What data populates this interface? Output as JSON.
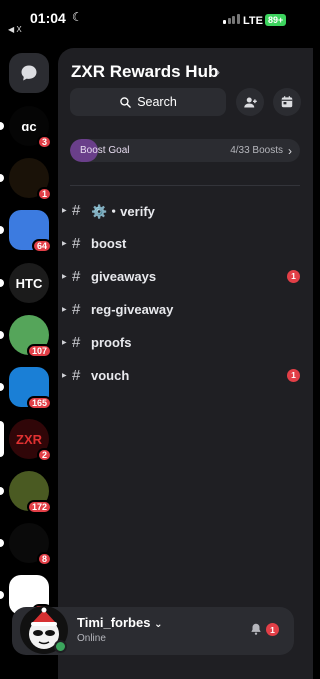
{
  "status_bar": {
    "time": "01:04",
    "back_label": "◀ X",
    "network": "LTE",
    "battery": "89+"
  },
  "rail": {
    "dm_icon": "chat-bubble-icon",
    "servers": [
      {
        "name": "server-ac",
        "text": "ɑc",
        "badge": "3",
        "colors": [
          "#050505",
          "#ffffff"
        ]
      },
      {
        "name": "server-box",
        "text": "",
        "badge": "1",
        "colors": [
          "#1a1208",
          "#c49a3c"
        ]
      },
      {
        "name": "server-goku",
        "text": "",
        "badge": "64",
        "colors": [
          "#3c7be0",
          "#ffffff"
        ]
      },
      {
        "name": "server-htc",
        "text": "HTC",
        "badge": "",
        "colors": [
          "#1b1b1b",
          "#ffffff"
        ]
      },
      {
        "name": "server-green",
        "text": "",
        "badge": "107",
        "colors": [
          "#55a55a",
          "#ffffff"
        ]
      },
      {
        "name": "server-portrait",
        "text": "",
        "badge": "165",
        "colors": [
          "#1a7fd6",
          "#ffffff"
        ]
      },
      {
        "name": "server-zxr",
        "text": "ZXR",
        "badge": "2",
        "colors": [
          "#300608",
          "#e03131"
        ]
      },
      {
        "name": "server-character",
        "text": "",
        "badge": "172",
        "colors": [
          "#4a5a22",
          "#ffffff"
        ]
      },
      {
        "name": "server-star",
        "text": "",
        "badge": "8",
        "colors": [
          "#0a0a0a",
          "#ffffff"
        ]
      },
      {
        "name": "server-ghost",
        "text": "",
        "badge": "58",
        "colors": [
          "#ffffff",
          "#000000"
        ]
      }
    ]
  },
  "guild": {
    "name": "ZXR Rewards Hub",
    "search_label": "Search",
    "boost": {
      "label": "Boost Goal",
      "count": "4/33 Boosts",
      "progress": 0.12
    }
  },
  "channels": [
    {
      "name": "⚙️・verify",
      "badge": ""
    },
    {
      "name": "boost",
      "badge": ""
    },
    {
      "name": "giveaways",
      "badge": "1"
    },
    {
      "name": "reg-giveaway",
      "badge": ""
    },
    {
      "name": "proofs",
      "badge": ""
    },
    {
      "name": "vouch",
      "badge": "1"
    }
  ],
  "user": {
    "name": "Timi_forbes",
    "status": "Online",
    "notifications": "1"
  },
  "colors": {
    "accent_red": "#e23f47",
    "online": "#3ba55d",
    "boost_fill": "#6a3f8a"
  }
}
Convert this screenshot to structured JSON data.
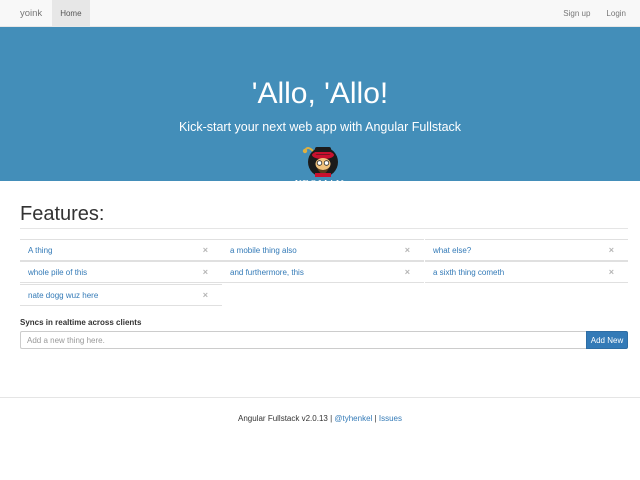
{
  "navbar": {
    "brand": "yoink",
    "home_label": "Home",
    "signup_label": "Sign up",
    "login_label": "Login"
  },
  "hero": {
    "title": "'Allo, 'Allo!",
    "subtitle": "Kick-start your next web app with Angular Fullstack",
    "logo_text": "YEOMAN",
    "background_color": "#438eb9"
  },
  "features": {
    "title": "Features:",
    "items": [
      {
        "label": "A thing"
      },
      {
        "label": "a mobile thing also"
      },
      {
        "label": "what else?"
      },
      {
        "label": "whole pile of this"
      },
      {
        "label": "and furthermore, this"
      },
      {
        "label": "a sixth thing cometh"
      },
      {
        "label": "nate dogg wuz here"
      }
    ],
    "remove_icon": "×"
  },
  "add_form": {
    "label": "Syncs in realtime across clients",
    "placeholder": "Add a new thing here.",
    "value": "",
    "button_label": "Add New",
    "button_color": "#337ab7"
  },
  "footer": {
    "text": "Angular Fullstack v2.0.13",
    "separator": "|",
    "twitter_label": "@tyhenkel",
    "issues_label": "Issues"
  }
}
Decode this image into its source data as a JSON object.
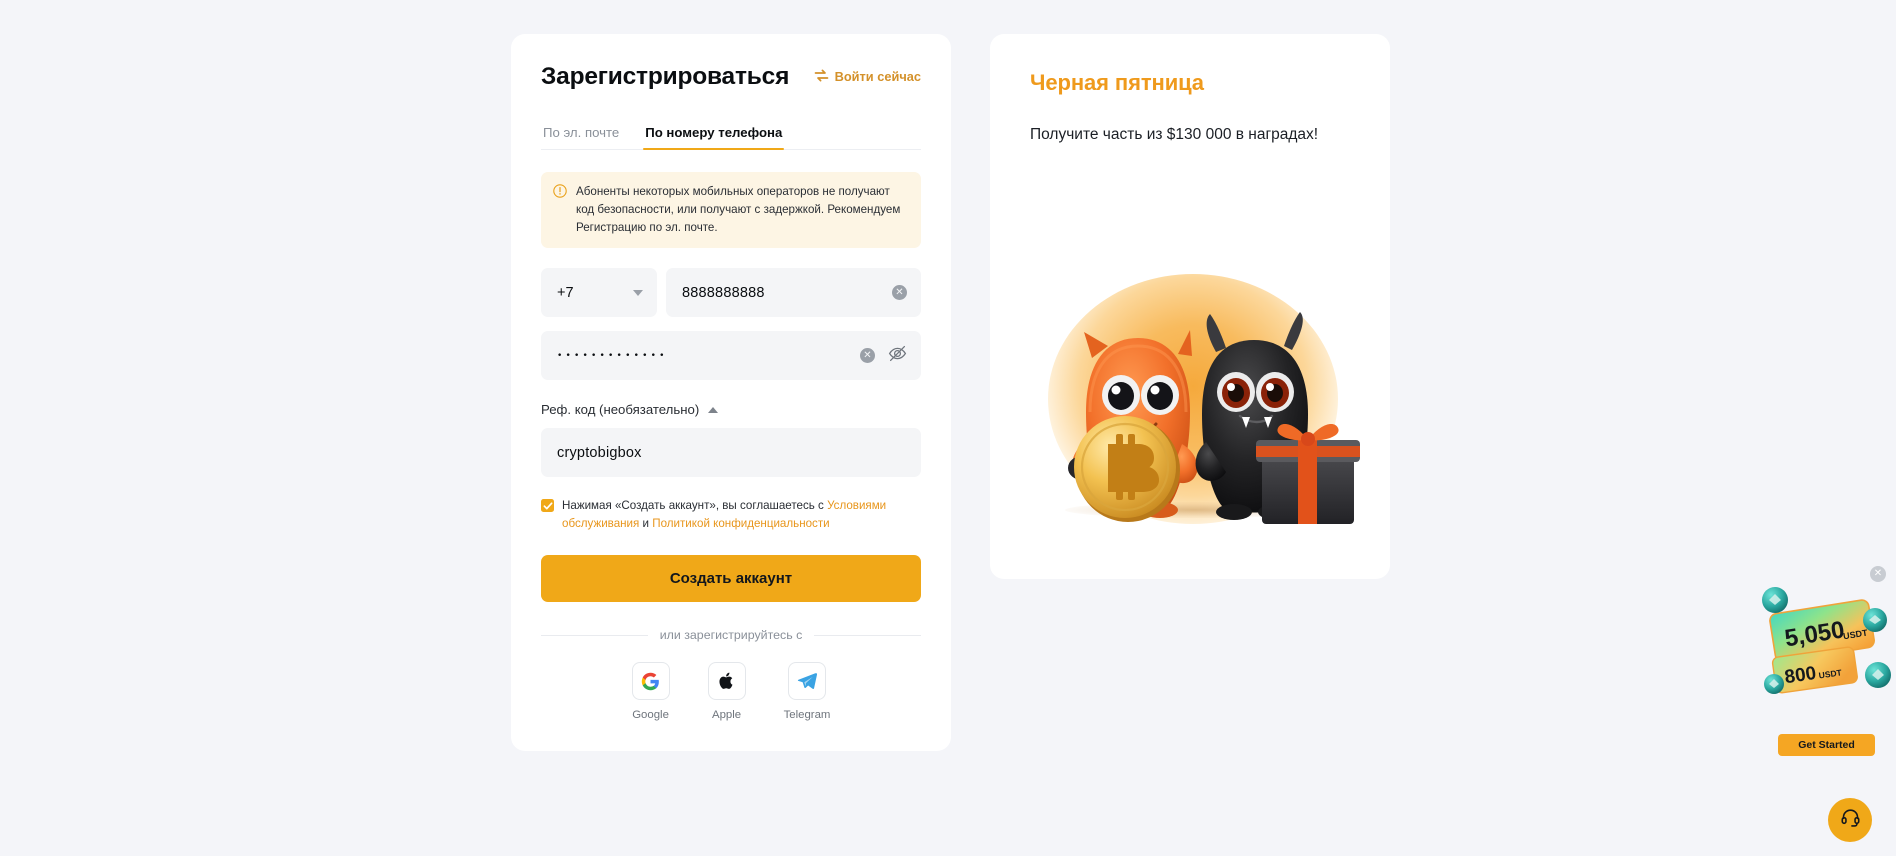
{
  "theme": {
    "page_bg": "#f4f5f9",
    "card_bg": "#ffffff",
    "accent": "#f0a818",
    "accent_text": "#d4912a",
    "promo_title_color": "#ef9a1c",
    "alert_bg": "#fdf5e4",
    "input_bg": "#f4f5f7",
    "muted_text": "#8a9099"
  },
  "register": {
    "title": "Зарегистрироваться",
    "login_link": "Войти сейчас",
    "login_icon": "swap-arrows-icon",
    "tabs": [
      {
        "label": "По эл. почте",
        "active": false
      },
      {
        "label": "По номеру телефона",
        "active": true
      }
    ],
    "alert": {
      "icon": "warning-circle-icon",
      "text": "Абоненты некоторых мобильных операторов не получают код безопасности, или получают с задержкой. Рекомендуем Регистрацию по эл. почте."
    },
    "country_code": {
      "value": "+7",
      "icon": "chevron-down-icon"
    },
    "phone": {
      "value": "8888888888",
      "placeholder": "",
      "clear_icon": "clear-circle-icon"
    },
    "password": {
      "value": "•••••••••••••",
      "placeholder": "",
      "clear_icon": "clear-circle-icon",
      "toggle_icon": "eye-off-icon"
    },
    "referral": {
      "label": "Реф. код (необязательно)",
      "toggle_icon": "chevron-up-icon",
      "value": "cryptobigbox",
      "placeholder": ""
    },
    "terms": {
      "checked": true,
      "prefix": "Нажимая «Создать аккаунт», вы соглашаетесь с ",
      "link1": "Условиями обслуживания",
      "middle": " и ",
      "link2": "Политикой конфиденциальности"
    },
    "submit_label": "Создать аккаунт",
    "divider_text": "или зарегистрируйтесь с",
    "socials": [
      {
        "label": "Google",
        "icon": "google-icon"
      },
      {
        "label": "Apple",
        "icon": "apple-icon"
      },
      {
        "label": "Telegram",
        "icon": "telegram-icon"
      }
    ]
  },
  "promo": {
    "title": "Черная пятница",
    "subtitle": "Получите часть из $130 000 в наградах!",
    "illustration": "two-monsters-bitcoin-gift-illustration"
  },
  "floating_widget": {
    "close_icon": "close-icon",
    "voucher_primary_amount": "5,050",
    "voucher_primary_unit": "USDT",
    "voucher_secondary_amount": "800",
    "voucher_secondary_unit": "USDT",
    "cta_label": "Get Started"
  },
  "support": {
    "icon": "headset-icon",
    "label": ""
  }
}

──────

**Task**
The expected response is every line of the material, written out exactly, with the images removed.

**Answer section**
What data populates this interface? Output as JSON.
{
  "status_bar": {
    "time": "01:04",
    "back_label": "◀ X",
    "network": "LTE",
    "battery": "89+"
  },
  "rail": {
    "dm_icon": "chat-bubble-icon",
    "servers": [
      {
        "name": "server-ac",
        "text": "ɑc",
        "badge": "3",
        "colors": [
          "#050505",
          "#ffffff"
        ]
      },
      {
        "name": "server-box",
        "text": "",
        "badge": "1",
        "colors": [
          "#1a1208",
          "#c49a3c"
        ]
      },
      {
        "name": "server-goku",
        "text": "",
        "badge": "64",
        "colors": [
          "#3c7be0",
          "#ffffff"
        ]
      },
      {
        "name": "server-htc",
        "text": "HTC",
        "badge": "",
        "colors": [
          "#1b1b1b",
          "#ffffff"
        ]
      },
      {
        "name": "server-green",
        "text": "",
        "badge": "107",
        "colors": [
          "#55a55a",
          "#ffffff"
        ]
      },
      {
        "name": "server-portrait",
        "text": "",
        "badge": "165",
        "colors": [
          "#1a7fd6",
          "#ffffff"
        ]
      },
      {
        "name": "server-zxr",
        "text": "ZXR",
        "badge": "2",
        "colors": [
          "#300608",
          "#e03131"
        ]
      },
      {
        "name": "server-character",
        "text": "",
        "badge": "172",
        "colors": [
          "#4a5a22",
          "#ffffff"
        ]
      },
      {
        "name": "server-star",
        "text": "",
        "badge": "8",
        "colors": [
          "#0a0a0a",
          "#ffffff"
        ]
      },
      {
        "name": "server-ghost",
        "text": "",
        "badge": "58",
        "colors": [
          "#ffffff",
          "#000000"
        ]
      }
    ]
  },
  "guild": {
    "name": "ZXR Rewards Hub",
    "search_label": "Search",
    "boost": {
      "label": "Boost Goal",
      "count": "4/33 Boosts",
      "progress": 0.12
    }
  },
  "channels": [
    {
      "name": "⚙️・verify",
      "badge": ""
    },
    {
      "name": "boost",
      "badge": ""
    },
    {
      "name": "giveaways",
      "badge": "1"
    },
    {
      "name": "reg-giveaway",
      "badge": ""
    },
    {
      "name": "proofs",
      "badge": ""
    },
    {
      "name": "vouch",
      "badge": "1"
    }
  ],
  "user": {
    "name": "Timi_forbes",
    "status": "Online",
    "notifications": "1"
  },
  "colors": {
    "accent_red": "#e23f47",
    "online": "#3ba55d",
    "boost_fill": "#6a3f8a"
  }
}
Convert this screenshot to structured JSON data.
{
  "navbar": {
    "brand": "yoink",
    "home_label": "Home",
    "signup_label": "Sign up",
    "login_label": "Login"
  },
  "hero": {
    "title": "'Allo, 'Allo!",
    "subtitle": "Kick-start your next web app with Angular Fullstack",
    "logo_text": "YEOMAN",
    "background_color": "#438eb9"
  },
  "features": {
    "title": "Features:",
    "items": [
      {
        "label": "A thing"
      },
      {
        "label": "a mobile thing also"
      },
      {
        "label": "what else?"
      },
      {
        "label": "whole pile of this"
      },
      {
        "label": "and furthermore, this"
      },
      {
        "label": "a sixth thing cometh"
      },
      {
        "label": "nate dogg wuz here"
      }
    ],
    "remove_icon": "×"
  },
  "add_form": {
    "label": "Syncs in realtime across clients",
    "placeholder": "Add a new thing here.",
    "value": "",
    "button_label": "Add New",
    "button_color": "#337ab7"
  },
  "footer": {
    "text": "Angular Fullstack v2.0.13",
    "separator": "|",
    "twitter_label": "@tyhenkel",
    "issues_label": "Issues"
  }
}
Decode this image into its source data as a JSON object.
{
  "theme": {
    "page_bg": "#f4f5f9",
    "card_bg": "#ffffff",
    "accent": "#f0a818",
    "accent_text": "#d4912a",
    "promo_title_color": "#ef9a1c",
    "alert_bg": "#fdf5e4",
    "input_bg": "#f4f5f7",
    "muted_text": "#8a9099"
  },
  "register": {
    "title": "Зарегистрироваться",
    "login_link": "Войти сейчас",
    "login_icon": "swap-arrows-icon",
    "tabs": [
      {
        "label": "По эл. почте",
        "active": false
      },
      {
        "label": "По номеру телефона",
        "active": true
      }
    ],
    "alert": {
      "icon": "warning-circle-icon",
      "text": "Абоненты некоторых мобильных операторов не получают код безопасности, или получают с задержкой. Рекомендуем Регистрацию по эл. почте."
    },
    "country_code": {
      "value": "+7",
      "icon": "chevron-down-icon"
    },
    "phone": {
      "value": "8888888888",
      "placeholder": "",
      "clear_icon": "clear-circle-icon"
    },
    "password": {
      "value": "•••••••••••••",
      "placeholder": "",
      "clear_icon": "clear-circle-icon",
      "toggle_icon": "eye-off-icon"
    },
    "referral": {
      "label": "Реф. код (необязательно)",
      "toggle_icon": "chevron-up-icon",
      "value": "cryptobigbox",
      "placeholder": ""
    },
    "terms": {
      "checked": true,
      "prefix": "Нажимая «Создать аккаунт», вы соглашаетесь с ",
      "link1": "Условиями обслуживания",
      "middle": " и ",
      "link2": "Политикой конфиденциальности"
    },
    "submit_label": "Создать аккаунт",
    "divider_text": "или зарегистрируйтесь с",
    "socials": [
      {
        "label": "Google",
        "icon": "google-icon"
      },
      {
        "label": "Apple",
        "icon": "apple-icon"
      },
      {
        "label": "Telegram",
        "icon": "telegram-icon"
      }
    ]
  },
  "promo": {
    "title": "Черная пятница",
    "subtitle": "Получите часть из $130 000 в наградах!",
    "illustration": "two-monsters-bitcoin-gift-illustration"
  },
  "floating_widget": {
    "close_icon": "close-icon",
    "voucher_primary_amount": "5,050",
    "voucher_primary_unit": "USDT",
    "voucher_secondary_amount": "800",
    "voucher_secondary_unit": "USDT",
    "cta_label": "Get Started"
  },
  "support": {
    "icon": "headset-icon",
    "label": ""
  }
}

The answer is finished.